Airbrushing Deadzone Terrain
For the longest time I’ve wanted to use an airbrush in my painting. For large model kits and terrain they are indispensible. I’ve only had a working airbrush since Christmas, the used brush I’d bought years ago didn’t perform. After getting the fittings I needed to connect my Iwata Neo with a used Badger compressor I was looking forward to trying it out. What better way than by using it on my Deadzone terrain.
I’ve already written about a great article on painting Deadzone terrain but now that I’ve done it myself I thought I’d share my experiences. It’s strange to use an airbrush, an unfamiliar tool, after so many years with a paintbrush. A paintbrush I understand and feel very comfortable with. Not so an airbrush. There were a couple of times when it was misbehaving and I had no idea why. By telling you where I went wrong hopefully you can avoid some of my mistakes.
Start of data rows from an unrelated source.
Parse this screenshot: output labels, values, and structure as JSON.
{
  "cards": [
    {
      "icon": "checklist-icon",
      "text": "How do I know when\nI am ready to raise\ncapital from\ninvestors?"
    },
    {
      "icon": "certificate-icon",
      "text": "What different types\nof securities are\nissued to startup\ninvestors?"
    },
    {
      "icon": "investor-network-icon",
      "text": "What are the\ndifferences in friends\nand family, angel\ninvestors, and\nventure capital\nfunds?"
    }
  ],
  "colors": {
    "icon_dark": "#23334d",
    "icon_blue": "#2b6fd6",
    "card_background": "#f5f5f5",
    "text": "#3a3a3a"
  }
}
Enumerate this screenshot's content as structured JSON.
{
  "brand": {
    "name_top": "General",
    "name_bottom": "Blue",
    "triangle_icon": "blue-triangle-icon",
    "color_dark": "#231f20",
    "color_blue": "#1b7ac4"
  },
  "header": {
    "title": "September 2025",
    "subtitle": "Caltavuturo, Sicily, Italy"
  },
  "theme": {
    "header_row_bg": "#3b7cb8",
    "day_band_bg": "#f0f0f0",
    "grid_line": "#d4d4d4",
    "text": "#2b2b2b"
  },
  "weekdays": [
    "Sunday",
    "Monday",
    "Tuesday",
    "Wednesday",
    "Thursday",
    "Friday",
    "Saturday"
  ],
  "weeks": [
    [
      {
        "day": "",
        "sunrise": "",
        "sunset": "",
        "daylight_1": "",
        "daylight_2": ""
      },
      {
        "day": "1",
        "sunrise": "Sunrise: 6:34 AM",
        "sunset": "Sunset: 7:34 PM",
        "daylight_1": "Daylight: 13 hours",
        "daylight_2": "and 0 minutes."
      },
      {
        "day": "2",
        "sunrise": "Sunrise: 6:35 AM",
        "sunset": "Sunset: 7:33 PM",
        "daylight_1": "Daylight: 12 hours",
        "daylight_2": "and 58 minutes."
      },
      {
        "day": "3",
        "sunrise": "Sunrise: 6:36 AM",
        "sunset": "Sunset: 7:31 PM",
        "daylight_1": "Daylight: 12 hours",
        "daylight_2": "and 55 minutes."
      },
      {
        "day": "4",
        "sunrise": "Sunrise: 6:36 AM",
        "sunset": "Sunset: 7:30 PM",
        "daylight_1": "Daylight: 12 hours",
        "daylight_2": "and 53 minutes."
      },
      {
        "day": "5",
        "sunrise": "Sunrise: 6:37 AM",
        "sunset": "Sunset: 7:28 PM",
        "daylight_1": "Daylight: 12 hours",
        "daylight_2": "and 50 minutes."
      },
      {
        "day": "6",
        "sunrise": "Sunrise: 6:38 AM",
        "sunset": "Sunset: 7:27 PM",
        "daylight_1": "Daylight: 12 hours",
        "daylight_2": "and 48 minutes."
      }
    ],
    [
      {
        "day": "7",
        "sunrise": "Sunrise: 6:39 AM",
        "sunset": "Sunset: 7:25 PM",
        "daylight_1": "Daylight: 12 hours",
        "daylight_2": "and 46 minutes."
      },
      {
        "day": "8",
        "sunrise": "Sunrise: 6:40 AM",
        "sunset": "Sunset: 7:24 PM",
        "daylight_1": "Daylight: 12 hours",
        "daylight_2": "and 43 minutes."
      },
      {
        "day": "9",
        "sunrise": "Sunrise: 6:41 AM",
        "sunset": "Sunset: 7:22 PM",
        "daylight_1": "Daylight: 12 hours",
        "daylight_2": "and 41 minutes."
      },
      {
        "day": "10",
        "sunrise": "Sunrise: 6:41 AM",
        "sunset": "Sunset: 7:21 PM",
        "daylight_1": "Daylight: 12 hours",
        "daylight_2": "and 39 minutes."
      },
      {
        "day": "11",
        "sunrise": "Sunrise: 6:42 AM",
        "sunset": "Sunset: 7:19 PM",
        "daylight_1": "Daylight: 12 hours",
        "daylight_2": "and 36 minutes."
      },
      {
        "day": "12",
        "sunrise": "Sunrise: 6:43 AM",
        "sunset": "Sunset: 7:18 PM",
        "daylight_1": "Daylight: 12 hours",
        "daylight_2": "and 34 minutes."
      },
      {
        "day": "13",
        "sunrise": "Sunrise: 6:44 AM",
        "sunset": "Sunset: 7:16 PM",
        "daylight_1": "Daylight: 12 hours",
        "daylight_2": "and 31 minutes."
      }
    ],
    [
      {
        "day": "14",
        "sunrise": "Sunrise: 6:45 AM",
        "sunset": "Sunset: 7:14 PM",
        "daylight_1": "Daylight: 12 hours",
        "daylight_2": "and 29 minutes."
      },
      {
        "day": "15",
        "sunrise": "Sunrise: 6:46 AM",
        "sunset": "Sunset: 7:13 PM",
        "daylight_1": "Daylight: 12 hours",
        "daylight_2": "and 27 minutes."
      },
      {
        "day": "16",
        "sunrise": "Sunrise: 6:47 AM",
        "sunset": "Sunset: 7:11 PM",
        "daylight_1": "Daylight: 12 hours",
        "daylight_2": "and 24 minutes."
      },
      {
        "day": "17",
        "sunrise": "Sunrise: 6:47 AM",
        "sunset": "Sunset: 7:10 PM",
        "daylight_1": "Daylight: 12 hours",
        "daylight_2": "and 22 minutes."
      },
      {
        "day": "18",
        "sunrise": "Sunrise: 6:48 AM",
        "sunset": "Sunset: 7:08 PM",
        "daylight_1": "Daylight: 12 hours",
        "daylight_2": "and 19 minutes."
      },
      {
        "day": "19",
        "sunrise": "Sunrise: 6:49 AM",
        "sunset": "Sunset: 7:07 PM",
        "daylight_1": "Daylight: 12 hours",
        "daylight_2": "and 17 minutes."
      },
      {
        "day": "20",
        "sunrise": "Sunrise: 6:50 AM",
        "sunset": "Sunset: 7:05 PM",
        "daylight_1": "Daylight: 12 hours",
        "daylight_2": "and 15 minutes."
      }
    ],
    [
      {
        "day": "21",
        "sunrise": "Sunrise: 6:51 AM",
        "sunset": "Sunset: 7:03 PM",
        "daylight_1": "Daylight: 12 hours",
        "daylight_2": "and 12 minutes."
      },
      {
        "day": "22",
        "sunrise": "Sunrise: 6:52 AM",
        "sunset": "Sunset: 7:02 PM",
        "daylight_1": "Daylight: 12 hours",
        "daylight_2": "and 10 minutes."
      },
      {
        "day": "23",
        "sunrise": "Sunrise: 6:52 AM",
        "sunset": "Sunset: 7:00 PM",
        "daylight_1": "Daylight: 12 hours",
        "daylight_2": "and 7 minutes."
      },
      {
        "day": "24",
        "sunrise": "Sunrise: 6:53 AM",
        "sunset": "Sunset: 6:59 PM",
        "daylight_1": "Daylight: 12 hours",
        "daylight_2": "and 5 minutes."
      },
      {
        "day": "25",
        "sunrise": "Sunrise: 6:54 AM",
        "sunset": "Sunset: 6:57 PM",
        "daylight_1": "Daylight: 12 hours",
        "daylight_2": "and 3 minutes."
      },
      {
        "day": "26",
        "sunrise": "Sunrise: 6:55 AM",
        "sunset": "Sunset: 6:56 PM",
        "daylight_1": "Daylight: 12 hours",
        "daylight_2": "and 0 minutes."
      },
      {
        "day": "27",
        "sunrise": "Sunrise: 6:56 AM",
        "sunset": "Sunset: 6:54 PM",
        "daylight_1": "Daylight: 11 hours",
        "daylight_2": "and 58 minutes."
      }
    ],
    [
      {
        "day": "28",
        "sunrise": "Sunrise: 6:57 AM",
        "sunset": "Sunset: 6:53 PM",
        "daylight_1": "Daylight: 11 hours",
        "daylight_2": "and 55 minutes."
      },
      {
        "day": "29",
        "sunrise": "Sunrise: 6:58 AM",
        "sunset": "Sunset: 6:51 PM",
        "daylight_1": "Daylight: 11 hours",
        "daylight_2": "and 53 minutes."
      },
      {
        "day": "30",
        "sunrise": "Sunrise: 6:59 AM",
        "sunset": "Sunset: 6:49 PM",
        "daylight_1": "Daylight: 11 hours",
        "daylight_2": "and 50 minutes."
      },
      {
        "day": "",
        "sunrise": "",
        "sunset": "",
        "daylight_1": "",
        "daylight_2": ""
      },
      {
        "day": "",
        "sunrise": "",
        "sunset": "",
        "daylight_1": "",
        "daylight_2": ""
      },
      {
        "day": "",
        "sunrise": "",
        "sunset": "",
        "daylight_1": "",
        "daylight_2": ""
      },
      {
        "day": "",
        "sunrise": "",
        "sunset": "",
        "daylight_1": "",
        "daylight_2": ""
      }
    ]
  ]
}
Assembling the Terrain
Obviously before painting the terrain needs to be assembled. As I’ve mentioned before, Deadzone terrain needs to be glued together for the best results. It’s more stable than relying on a friction fit and the terrain isn’t really suited for being assembled and disassembled repeatedly. It’s hard enough when it is unpainted. I don’t think I could stand to put the heavy pressure needed to snap the connectors in onto something that I’ve spent time painting.
Some people might suggest painting the terrain before assembly, or even on the sprue. While this is certainly makes painting each panel easier it is really important to test your terrain setup before finalizing it.
I assembled my terrain and played a couple of games. From those games I was able to make some informed choices about how I wanted the terrain to be assembled. I feel that smaller structures that can be pushed together to create larger structures is the best way to go. Here are some tips for assembling the terrain.
- Put some miniatures inside during the test run and measure line of sight. The panels with the single small windows don’t give LOS if the window is positioned closer to the top than the bottom.
- Don’t put floors in any structure at ground level. Floors make things harder to stack.
- Don’t put flat connectors on the top of any roofs. For the same reason as no floors, they get in the way of stacking.
- A simple cube is the most basic structure. I like to only use three walls, one of which must be an entry point (large window or door) and it should be next to the missing panel. This way there are no straight lines of sight through any buildings.
- Large structures use many panels and don’t provide as much coverage as smaller structures spaced out on the board.
Unfortunately for me I learnt these rules the hard way, especially the ones about floors and flat connectors on roofs. I plan on picking up at least one more terrain set at some point and the worst issue, flat connector on a roof, only effects one building.
Priming Deadzone Terrain
Vallejo Surface Primer is my current favorite primer. I use it to brush-prime my miniatures and my first airbrush experiments involved priming models with the stuff. It is used straight from the bottle both with a brush and when spraying. Some airbrushes will need to have the air pressure and tip size increased to properly shoot the thicker primer.
I have white, grey and black primer. For this application I used black. This way I could leave some in the crevices for shading and not have to worry about reaching every little corner on the inside of the terrain. I wasn’t planning on painting the insides beyond a quick spray of my shadow colour.
The primer isn’t fool proof so here are some tips for applying a smooth coat:
Don’t flood your first coat:
Vallejo recommends applying the primer from 20cm away. I’m not sure about this as I’ve found it can leave a rough surface if it dries before it hits the model. Still, laying down a very light coat will prevent the surface tension of the primer from pulling it away from edges.
Let it Cure:
Although you can apply multiple coats at any stage Vallejo’s primer takes at least 24 hours to cure. Until then it is as fragile as a normal acrylic paint. If you will be masking you run the risk of the tape peeling away the primer until you let it fully cure. I like to wait at least 48 hours after priming, more if I want to sand any imperfections.
Now that we’ve primed our models let’s look at adding paint chips.